Gay Man’s Attacker Back in Jail

A man, now 21, who received 45 days in jail and three years on probation for three 2009 assaults on Manhattan’s Upper East Side, including one originally charged as an anti-gay hate crime, got a year in jail after he violated his probation.

“The defendant will be sentenced to a one-year definite sentence,” said Judge Ronald A. Zweibel at an April 8 hearing in Manhattan Supreme Court after Driton Nicaj pleaded guilty to the violation.

In June of 2009, Nicaj knocked Joseph Holladay, a gay man visiting from Boston, unconscious. Holladay had a wound on his head that required stitches. The day after attacking Holladay, Nicaj assaulted two other men. One man had a broken nose and three skull fractures, requiring six hours of surgery to insert a metal plate in his head. The second man required stitches to close a wound on his lip. Press reports at the time said the other two men were also gay.

Violating probation, Driton Nicaj, who bashed Joseph Holladay, two others, gets one year

At his arraignment, Nicaj faced multiple felony charges including first-degree robbery, which has a maximum sentence of up to 25 years in prison. The Manhattan district attorney got an indictment on six third-degree assault counts, with two charged as hate crimes in the Holladay assault. Third-degree assault, a misdemeanor, has a maximum penalty of one year in jail.

Nicaj gave three statements to police, two oral and one written. He gave a videotaped statement to the Manhattan district attorney’s office.

“The defendant has made admissions to being present on the June 27, 2009 assault and committing the assaults on June 28, 2009 within approximately a half hour of each other,” an assistant district attorney wrote in a court filing at that time.

Zweibel dismissed the hate crime elements, saying that Nicaj’s use of the word “faggot” during the Holladay assault was “just typical trash-talking.”

In a deal with the district attorney’s office, then headed by Robert Morgenthau, Nicaj pleaded guilty to the misdemeanor assault charges and, with credit for time served and good behavior, spent roughly 20 to 25 days in jail in 2010.

On November 16 of last year, he was arrested and charged with third-degree criminal trespass and marijuana possession, which are violations of his probation. Nicaj also missed required appointments with two non-profit agencies that work with the city’s Department of Probation, and he failed one drug test.

On March 10, Zweibel remanded Nicaj until the April 8 hearing. The time Nicaj served last year and during his remand will be applied to the one-year sentence.
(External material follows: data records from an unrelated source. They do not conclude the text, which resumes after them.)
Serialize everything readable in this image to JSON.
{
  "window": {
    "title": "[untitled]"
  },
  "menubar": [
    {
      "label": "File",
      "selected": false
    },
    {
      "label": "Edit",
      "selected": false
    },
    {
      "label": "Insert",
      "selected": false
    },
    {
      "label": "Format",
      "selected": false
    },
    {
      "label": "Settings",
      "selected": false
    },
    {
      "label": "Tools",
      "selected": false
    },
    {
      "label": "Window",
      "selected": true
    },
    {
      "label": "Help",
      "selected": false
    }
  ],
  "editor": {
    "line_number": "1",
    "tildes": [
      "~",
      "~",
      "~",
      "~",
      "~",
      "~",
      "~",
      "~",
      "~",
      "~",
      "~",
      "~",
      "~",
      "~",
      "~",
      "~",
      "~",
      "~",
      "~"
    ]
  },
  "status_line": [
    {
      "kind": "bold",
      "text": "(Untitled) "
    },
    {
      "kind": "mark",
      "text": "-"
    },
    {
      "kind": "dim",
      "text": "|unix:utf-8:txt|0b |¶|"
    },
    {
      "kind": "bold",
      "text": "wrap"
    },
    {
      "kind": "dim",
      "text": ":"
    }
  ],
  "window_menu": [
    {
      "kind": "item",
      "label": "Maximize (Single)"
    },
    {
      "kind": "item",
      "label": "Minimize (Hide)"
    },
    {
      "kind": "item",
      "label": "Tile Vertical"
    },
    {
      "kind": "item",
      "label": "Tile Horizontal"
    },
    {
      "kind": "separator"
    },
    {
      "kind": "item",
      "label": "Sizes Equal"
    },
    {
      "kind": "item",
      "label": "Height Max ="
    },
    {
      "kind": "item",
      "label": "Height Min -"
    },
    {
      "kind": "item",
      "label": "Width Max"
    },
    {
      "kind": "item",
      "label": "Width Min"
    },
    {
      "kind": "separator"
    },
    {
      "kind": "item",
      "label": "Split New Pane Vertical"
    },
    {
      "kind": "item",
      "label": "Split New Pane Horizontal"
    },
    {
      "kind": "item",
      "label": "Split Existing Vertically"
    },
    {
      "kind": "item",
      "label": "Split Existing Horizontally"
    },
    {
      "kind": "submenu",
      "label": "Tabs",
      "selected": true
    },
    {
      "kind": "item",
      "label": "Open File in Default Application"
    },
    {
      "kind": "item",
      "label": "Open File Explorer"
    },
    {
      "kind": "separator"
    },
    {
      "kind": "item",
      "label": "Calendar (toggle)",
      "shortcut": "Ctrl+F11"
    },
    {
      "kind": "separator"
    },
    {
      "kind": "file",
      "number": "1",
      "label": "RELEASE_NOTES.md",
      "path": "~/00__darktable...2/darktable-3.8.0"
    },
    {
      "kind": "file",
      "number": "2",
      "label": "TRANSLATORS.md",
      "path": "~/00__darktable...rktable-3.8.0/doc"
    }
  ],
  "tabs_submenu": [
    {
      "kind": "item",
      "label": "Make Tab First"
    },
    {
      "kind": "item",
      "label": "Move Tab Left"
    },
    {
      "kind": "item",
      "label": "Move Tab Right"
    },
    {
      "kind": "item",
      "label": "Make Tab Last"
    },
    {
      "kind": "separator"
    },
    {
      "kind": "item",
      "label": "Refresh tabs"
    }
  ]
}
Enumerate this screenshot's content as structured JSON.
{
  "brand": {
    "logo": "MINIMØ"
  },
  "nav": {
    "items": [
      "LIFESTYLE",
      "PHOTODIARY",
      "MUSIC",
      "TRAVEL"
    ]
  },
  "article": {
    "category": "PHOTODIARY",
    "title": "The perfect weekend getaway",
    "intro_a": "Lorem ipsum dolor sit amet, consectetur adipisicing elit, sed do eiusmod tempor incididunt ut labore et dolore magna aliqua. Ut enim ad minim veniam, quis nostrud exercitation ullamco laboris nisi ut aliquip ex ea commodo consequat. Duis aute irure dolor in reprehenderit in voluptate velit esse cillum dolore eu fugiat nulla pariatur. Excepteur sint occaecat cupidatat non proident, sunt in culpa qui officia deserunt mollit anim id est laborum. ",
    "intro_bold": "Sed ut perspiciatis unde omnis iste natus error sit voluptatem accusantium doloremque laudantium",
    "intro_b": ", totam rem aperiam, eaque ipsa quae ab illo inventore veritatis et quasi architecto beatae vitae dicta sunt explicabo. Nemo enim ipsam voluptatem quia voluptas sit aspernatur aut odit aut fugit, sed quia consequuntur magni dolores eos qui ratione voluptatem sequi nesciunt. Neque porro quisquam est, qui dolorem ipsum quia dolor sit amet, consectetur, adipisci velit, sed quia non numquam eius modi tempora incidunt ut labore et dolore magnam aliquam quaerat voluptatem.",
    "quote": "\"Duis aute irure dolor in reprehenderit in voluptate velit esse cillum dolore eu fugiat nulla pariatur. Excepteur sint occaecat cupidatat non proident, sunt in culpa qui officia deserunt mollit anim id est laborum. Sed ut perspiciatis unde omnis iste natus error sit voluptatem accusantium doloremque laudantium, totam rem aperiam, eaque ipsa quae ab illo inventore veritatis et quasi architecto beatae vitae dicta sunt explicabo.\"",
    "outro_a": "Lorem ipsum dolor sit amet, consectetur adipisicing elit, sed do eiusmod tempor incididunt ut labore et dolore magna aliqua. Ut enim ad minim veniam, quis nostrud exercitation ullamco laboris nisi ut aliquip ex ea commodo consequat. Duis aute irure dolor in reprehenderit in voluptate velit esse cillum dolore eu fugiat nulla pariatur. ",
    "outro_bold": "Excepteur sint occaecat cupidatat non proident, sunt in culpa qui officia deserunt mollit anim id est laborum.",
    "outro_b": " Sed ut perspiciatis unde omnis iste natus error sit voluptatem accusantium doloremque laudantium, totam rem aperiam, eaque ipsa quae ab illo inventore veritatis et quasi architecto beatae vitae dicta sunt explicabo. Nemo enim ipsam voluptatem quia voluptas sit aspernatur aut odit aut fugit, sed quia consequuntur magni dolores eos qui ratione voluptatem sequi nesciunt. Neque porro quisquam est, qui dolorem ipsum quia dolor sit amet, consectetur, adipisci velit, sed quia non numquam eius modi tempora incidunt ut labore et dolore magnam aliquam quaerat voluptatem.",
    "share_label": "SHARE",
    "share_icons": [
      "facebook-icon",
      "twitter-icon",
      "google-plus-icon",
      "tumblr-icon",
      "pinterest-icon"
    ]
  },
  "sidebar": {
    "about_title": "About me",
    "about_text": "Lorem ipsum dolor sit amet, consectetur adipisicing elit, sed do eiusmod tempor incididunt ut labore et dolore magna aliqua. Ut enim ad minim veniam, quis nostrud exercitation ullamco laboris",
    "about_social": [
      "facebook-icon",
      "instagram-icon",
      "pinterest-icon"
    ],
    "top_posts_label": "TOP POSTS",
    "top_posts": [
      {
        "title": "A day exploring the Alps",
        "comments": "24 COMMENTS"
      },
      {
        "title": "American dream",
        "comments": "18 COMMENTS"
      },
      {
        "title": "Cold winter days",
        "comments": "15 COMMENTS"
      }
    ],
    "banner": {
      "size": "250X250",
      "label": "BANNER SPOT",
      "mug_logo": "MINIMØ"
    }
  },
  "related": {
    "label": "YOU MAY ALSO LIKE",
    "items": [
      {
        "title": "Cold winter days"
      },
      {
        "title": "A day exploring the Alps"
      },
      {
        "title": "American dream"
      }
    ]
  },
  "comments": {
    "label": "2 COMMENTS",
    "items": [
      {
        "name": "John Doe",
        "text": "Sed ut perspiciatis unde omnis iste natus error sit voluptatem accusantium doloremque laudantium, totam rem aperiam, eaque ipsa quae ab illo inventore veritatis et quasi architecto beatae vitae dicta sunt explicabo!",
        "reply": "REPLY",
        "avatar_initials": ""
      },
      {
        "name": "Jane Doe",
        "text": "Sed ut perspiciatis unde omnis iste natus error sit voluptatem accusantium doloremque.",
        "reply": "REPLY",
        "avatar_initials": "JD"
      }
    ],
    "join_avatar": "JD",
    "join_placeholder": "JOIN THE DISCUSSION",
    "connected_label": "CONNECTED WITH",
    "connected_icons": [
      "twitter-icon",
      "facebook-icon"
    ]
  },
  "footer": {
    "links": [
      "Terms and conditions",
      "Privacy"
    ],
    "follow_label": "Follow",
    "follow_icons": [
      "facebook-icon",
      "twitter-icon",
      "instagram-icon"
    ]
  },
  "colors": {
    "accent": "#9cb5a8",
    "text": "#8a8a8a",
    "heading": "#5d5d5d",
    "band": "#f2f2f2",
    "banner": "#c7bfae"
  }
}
Any time he may get for the trespass and marijuana possession charges will be served concurrently with the one-year sentence.

Most offenders who get a year in city jail time serve eight months, so factoring in time served, Nicaj could be facing incarceration of roughly six more months. Once he has completed his jail time, Nicaj will face no further probationary period.

Nicaj was in court on April 8 for a hearing to determine what sentence, if any, Zweibel would impose for the probation violation, but it was apparent from pre-hearing conversations held at the bench and easily heard in the courtroom that the judge planned to give him a year. At that point, after talking with his attorney, Edward Donlon, Nicaj pleaded guilty.